 Cars drive underneath the I-81 viaduct in downtown Syracuse.
Daniel Lobo
Wikimedia Commons
Cars drive underneath the I-81 viaduct in downtown Syracuse.

Advocates are calling on the state to better protect Syracuse residents living near Interstate 81 from the impacts of the upcoming construction project. The New York Civil Liberties Union outlined concerns and proposed resolutions in a letter to the New York State Department of Transportation and Gov. Kathy Hochul.

Lanessa Owens-Chaplin, director of NYCLU’s environmental justice project, said she wants to see the state include relocation assistance in the final I-81 project plan, called a record of decision.

"If there are residents or vulnerable community members that can't withstand living 3 feet from a major construction site for several years, then they should have that option and have some resources provided that will allow them to relocate," she said.

The NYCLU is also proposing the DOT conduct a community needs health assessment to better identify populations who may have pre-existing conditions, especially children and the elderly.

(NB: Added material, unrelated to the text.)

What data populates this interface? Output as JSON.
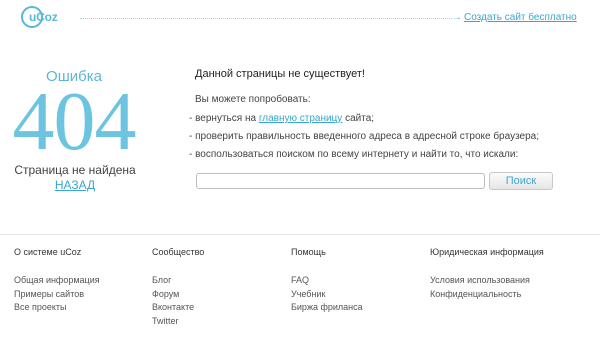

Chaplin said the transportation agency should also has establish a lead testing and mitigation program for lead paint dust that could occur when the viaduct is demolished — one in six African American children in the area has experienced lead poisoning, one of the highest rates in the nation.

"We want to go in with a very proactive plan of how are we going to address the potential of harm to a community that's already experiencing harm," she said.

The NYCLU collected hundreds of resident signatures this weekend to show the public's support for lead abatement efforts, relocation benefits, the needs assessment and additional health protections. The organization plans to submit the petition to the state agency.

Chaplin said she is optimistic transportation officials will respond because they've previously adjusted plans in response to community concerns. In April, The DOT announced it relocated a planned roundaboutafter people complained it was too close to a local elementary school.

"They're also creating an air monitoring program where they're going to be monitored on a daily basis to make sure that the air stays healthy for the community they moved the highway east away from STEAM at Dr. King which is also a huge win," Chaplin said, referencing the nearby elementary school.

Another big neighborhood gain is the creation of a community land working group, which Chaplin said gives residents the opportunity to think of ways to rebuild their neighborhoods.

Scott Willis covers politics, local government, transportation, and arts and culture for WAER. He came to Syracuse from Detroit in 2001, where he began his career in radio as an intern and freelance reporter. Scott is honored and privileged to bring the day’s news and in-depth feature reporting to WAER’s dedicated and generous listeners. You can find him on twitter @swillisWAER and email him at